Interface dataset entries

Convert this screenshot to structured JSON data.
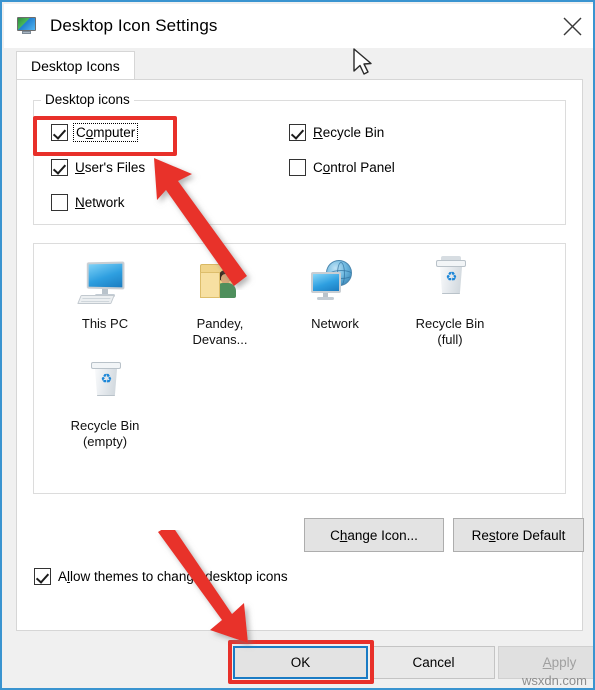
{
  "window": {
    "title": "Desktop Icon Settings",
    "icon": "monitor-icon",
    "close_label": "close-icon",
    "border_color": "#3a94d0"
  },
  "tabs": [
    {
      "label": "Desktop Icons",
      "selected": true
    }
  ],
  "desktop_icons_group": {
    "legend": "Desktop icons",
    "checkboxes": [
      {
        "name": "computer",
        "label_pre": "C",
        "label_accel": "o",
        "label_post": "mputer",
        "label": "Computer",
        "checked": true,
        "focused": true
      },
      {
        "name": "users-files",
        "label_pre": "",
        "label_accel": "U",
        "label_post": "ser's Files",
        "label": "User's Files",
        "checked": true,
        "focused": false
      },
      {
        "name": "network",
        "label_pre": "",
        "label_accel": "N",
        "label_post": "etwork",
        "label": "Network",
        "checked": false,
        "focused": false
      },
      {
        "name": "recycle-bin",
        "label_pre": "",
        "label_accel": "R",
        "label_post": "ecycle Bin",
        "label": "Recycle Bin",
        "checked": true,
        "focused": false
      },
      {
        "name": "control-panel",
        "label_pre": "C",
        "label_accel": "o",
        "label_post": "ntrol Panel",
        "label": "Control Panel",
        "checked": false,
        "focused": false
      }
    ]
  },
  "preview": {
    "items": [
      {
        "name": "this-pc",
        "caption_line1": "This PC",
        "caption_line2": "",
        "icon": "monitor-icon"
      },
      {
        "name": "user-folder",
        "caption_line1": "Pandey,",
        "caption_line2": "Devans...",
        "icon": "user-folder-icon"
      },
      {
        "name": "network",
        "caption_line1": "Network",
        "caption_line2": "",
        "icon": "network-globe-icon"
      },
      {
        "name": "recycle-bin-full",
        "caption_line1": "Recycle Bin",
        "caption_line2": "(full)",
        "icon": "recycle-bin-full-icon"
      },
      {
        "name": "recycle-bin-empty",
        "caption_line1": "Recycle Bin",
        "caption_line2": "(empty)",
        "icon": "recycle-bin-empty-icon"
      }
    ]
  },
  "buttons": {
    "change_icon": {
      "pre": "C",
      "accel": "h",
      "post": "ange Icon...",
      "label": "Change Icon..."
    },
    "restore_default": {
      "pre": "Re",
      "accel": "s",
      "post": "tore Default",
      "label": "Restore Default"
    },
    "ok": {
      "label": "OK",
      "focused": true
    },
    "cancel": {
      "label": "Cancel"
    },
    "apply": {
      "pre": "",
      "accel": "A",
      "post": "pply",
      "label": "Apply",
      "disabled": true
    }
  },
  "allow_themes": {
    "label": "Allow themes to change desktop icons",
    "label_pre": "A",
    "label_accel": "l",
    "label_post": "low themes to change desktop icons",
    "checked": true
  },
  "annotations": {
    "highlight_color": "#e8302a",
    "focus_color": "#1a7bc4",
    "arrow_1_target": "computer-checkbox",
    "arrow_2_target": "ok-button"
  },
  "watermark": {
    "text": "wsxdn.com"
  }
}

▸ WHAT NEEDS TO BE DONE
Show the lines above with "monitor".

▸ SOLUTION
    "icon": "monitor-icon",
        "icon": "monitor-icon"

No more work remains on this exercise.